Records follow. Pull out every line that contains "clones".

[Collection entries]
+ + + + + + +

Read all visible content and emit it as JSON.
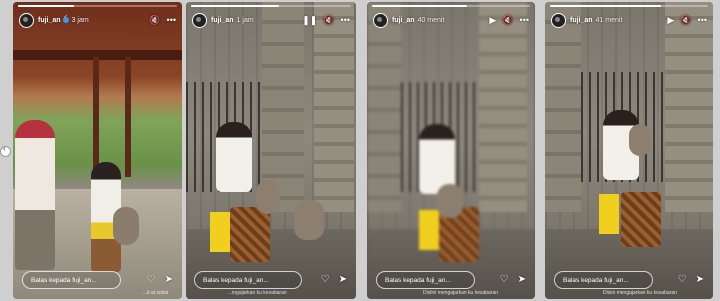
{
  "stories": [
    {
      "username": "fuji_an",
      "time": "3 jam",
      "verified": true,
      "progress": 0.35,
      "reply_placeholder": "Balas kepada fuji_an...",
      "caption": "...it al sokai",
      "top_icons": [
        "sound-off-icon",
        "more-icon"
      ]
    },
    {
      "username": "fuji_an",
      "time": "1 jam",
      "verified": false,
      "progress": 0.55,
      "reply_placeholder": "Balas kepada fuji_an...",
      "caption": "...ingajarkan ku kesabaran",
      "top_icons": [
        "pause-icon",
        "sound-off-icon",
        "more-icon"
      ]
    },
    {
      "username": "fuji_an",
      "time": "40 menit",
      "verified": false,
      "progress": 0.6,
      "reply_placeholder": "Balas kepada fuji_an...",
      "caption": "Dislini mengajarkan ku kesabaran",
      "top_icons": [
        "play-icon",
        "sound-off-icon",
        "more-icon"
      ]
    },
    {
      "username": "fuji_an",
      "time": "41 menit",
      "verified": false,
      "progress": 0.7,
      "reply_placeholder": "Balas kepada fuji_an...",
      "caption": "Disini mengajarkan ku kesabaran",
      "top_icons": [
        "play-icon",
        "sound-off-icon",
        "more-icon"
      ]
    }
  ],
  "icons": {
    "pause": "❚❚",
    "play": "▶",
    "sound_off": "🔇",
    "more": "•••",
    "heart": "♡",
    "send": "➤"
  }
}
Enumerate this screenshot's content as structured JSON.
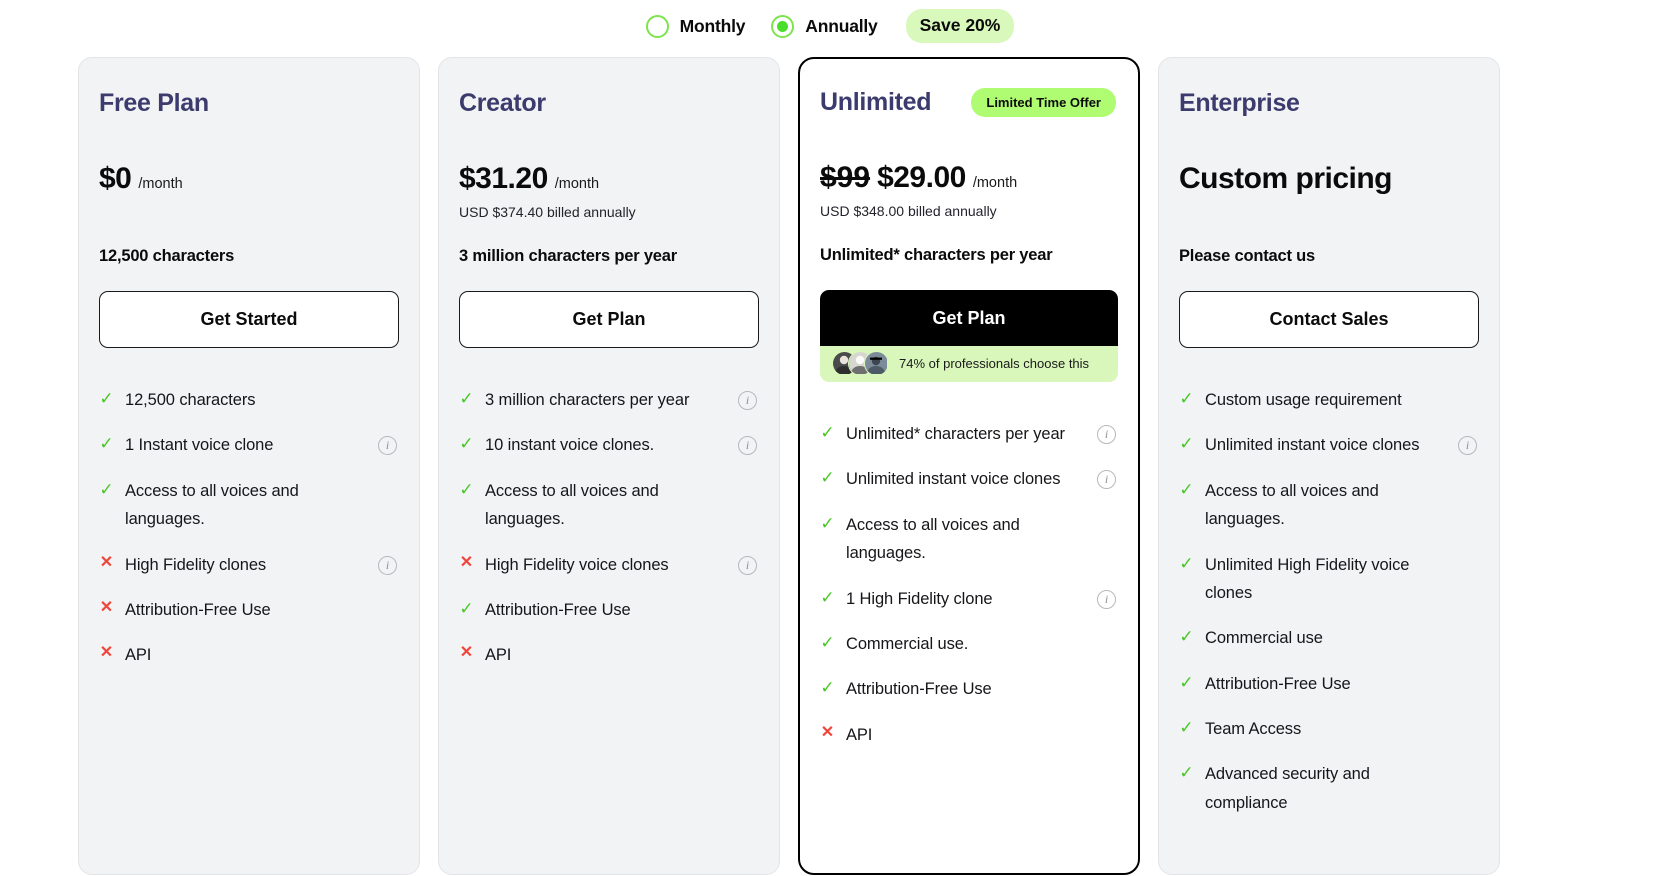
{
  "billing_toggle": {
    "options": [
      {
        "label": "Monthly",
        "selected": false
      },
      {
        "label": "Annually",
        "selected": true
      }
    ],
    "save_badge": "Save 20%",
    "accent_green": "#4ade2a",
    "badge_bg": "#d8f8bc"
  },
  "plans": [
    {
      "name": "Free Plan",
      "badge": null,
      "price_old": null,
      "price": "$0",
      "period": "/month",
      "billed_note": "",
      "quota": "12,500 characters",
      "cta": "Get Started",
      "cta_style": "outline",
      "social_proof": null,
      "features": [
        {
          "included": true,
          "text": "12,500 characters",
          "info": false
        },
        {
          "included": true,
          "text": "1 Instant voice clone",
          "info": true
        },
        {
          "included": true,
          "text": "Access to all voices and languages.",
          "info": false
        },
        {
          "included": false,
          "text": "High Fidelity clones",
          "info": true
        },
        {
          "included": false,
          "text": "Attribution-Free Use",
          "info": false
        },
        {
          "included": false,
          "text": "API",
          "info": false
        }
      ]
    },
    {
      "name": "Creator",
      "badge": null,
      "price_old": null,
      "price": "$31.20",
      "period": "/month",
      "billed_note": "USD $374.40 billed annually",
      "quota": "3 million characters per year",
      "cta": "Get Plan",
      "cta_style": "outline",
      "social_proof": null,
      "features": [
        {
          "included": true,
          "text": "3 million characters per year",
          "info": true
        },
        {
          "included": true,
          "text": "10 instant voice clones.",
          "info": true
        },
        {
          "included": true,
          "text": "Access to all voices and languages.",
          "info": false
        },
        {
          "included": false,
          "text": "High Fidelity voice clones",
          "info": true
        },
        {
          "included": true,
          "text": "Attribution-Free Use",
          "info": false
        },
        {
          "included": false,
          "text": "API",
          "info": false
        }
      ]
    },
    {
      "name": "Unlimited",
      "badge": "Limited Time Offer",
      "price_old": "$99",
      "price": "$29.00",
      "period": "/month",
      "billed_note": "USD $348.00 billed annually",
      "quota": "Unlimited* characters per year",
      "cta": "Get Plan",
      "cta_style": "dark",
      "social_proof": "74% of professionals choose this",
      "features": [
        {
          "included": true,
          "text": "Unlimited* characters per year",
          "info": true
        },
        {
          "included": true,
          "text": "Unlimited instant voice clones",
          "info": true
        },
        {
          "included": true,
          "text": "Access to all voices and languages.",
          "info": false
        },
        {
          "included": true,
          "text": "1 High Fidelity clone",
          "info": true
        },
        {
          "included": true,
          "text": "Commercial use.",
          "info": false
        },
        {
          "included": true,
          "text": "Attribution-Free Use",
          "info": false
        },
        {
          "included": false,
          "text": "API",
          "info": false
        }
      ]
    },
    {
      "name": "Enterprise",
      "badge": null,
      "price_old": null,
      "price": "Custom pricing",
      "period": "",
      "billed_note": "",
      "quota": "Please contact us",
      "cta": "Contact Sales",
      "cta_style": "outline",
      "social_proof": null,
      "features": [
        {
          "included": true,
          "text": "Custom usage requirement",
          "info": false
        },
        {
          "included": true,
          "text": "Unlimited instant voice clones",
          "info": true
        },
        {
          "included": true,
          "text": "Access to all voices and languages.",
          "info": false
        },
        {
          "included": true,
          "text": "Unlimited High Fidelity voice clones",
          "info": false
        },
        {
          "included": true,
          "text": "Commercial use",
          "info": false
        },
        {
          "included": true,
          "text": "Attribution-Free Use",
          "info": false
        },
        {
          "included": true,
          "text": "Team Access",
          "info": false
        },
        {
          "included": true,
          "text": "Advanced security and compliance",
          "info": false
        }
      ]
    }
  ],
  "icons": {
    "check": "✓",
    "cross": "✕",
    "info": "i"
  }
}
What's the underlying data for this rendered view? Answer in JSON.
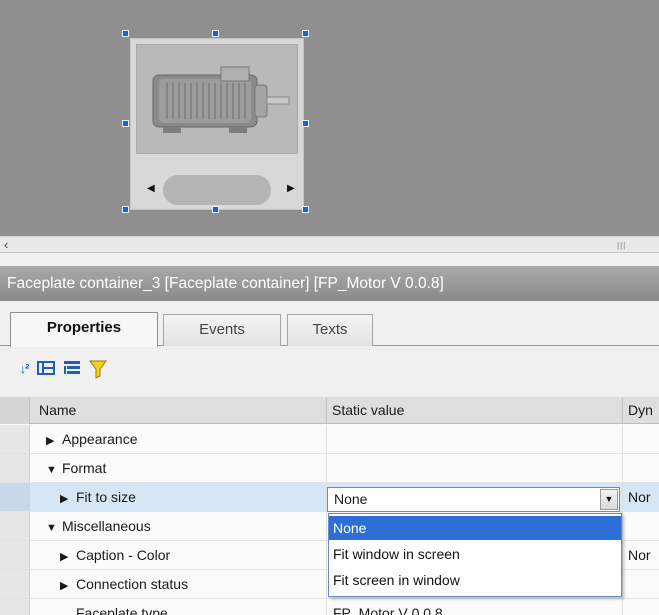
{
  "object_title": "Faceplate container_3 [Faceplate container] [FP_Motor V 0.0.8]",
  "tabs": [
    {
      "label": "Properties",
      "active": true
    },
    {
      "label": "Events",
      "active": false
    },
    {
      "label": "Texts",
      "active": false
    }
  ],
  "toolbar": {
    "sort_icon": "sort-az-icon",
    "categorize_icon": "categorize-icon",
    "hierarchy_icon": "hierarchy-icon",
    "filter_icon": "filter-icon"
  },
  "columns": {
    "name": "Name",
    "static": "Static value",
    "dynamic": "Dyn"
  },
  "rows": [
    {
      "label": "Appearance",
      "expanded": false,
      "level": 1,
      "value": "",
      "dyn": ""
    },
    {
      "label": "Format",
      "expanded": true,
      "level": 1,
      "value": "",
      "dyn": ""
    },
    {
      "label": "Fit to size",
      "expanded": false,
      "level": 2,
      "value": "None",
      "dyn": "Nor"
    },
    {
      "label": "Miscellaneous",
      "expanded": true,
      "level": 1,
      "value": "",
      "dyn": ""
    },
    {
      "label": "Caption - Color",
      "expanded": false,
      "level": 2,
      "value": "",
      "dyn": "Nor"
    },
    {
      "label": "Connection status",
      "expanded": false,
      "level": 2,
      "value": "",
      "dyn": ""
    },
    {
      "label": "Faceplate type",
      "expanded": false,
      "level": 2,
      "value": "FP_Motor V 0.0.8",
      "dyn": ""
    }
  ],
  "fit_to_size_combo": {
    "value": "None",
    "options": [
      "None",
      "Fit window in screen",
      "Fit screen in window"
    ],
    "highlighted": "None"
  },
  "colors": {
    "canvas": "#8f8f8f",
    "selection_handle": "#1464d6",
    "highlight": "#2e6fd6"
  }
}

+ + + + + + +

## [Answer box]
          "text": "High Fidelity clones",
          "text": "10 instant voice clones.",
          "text": "High Fidelity voice clones",
          "text": "Unlimited instant voice clones",
          "text": "Unlimited instant voice clones",
          "text": "Unlimited High Fidelity voice clones",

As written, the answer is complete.